Start of DATA EXTRACT

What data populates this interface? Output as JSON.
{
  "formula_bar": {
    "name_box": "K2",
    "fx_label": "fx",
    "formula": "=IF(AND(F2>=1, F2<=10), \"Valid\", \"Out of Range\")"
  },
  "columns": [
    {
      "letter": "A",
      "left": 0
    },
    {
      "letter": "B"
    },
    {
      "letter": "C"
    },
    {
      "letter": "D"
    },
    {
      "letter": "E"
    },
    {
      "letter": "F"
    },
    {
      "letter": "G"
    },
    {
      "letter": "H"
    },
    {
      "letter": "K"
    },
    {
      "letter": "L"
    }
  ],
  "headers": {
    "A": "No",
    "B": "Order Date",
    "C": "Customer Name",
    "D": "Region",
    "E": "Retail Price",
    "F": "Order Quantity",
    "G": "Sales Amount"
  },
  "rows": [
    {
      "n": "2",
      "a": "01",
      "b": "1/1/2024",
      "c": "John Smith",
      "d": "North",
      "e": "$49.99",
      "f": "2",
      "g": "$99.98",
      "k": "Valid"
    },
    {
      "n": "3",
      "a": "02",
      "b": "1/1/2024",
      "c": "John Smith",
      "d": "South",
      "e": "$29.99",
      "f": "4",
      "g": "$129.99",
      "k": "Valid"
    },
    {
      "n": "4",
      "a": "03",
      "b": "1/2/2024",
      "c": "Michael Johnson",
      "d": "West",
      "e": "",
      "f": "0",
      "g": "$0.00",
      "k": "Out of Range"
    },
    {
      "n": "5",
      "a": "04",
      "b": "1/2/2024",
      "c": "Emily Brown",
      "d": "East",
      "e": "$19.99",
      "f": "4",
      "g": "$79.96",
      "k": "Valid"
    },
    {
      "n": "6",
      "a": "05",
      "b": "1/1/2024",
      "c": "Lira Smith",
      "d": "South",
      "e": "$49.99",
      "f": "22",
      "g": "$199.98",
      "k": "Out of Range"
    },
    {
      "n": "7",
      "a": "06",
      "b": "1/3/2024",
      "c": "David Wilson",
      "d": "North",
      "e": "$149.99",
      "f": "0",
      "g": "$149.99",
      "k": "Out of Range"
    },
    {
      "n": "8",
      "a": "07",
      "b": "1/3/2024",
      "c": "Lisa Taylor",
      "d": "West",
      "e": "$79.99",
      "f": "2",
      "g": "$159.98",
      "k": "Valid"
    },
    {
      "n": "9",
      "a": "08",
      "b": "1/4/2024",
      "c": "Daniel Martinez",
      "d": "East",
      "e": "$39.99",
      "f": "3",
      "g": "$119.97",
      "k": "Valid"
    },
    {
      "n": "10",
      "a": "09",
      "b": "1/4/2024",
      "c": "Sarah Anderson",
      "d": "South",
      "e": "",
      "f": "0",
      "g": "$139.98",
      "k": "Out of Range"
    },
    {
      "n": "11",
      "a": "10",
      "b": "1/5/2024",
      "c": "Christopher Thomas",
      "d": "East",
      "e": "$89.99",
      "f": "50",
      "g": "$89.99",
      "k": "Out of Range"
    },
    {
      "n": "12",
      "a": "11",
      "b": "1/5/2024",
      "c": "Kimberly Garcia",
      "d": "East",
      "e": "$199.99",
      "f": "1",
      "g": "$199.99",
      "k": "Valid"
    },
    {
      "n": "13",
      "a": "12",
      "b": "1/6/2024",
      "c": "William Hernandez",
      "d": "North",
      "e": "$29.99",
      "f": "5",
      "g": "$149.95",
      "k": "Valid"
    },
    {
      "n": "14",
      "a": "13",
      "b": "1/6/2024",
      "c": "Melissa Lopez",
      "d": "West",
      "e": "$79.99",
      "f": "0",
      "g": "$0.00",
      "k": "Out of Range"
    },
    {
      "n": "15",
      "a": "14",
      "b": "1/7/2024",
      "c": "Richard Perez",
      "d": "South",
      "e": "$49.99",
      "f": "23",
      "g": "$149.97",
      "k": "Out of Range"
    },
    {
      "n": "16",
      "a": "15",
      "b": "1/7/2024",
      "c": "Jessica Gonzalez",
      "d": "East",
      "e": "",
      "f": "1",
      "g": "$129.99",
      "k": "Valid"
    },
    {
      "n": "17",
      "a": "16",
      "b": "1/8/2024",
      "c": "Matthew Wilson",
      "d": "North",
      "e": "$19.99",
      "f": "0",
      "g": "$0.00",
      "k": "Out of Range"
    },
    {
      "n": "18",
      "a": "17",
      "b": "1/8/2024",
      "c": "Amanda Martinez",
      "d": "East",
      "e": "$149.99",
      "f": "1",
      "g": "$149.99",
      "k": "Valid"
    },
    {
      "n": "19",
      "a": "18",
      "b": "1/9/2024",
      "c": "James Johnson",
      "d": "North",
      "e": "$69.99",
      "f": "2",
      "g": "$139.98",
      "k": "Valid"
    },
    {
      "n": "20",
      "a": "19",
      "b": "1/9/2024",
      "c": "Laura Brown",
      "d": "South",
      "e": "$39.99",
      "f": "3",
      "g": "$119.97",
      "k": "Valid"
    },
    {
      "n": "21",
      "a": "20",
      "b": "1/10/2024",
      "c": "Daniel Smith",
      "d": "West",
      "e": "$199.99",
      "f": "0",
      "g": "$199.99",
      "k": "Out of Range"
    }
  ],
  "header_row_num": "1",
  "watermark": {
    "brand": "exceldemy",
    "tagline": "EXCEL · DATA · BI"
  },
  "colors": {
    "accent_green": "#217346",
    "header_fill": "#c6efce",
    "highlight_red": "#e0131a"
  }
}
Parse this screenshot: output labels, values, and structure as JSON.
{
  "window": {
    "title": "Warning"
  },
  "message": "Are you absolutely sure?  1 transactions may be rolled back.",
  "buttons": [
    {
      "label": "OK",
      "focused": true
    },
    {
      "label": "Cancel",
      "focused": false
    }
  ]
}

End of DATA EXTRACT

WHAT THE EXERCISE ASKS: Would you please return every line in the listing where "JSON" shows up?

ANSWER:
What data populates this interface? Output as JSON.
Parse this screenshot: output labels, values, and structure as JSON.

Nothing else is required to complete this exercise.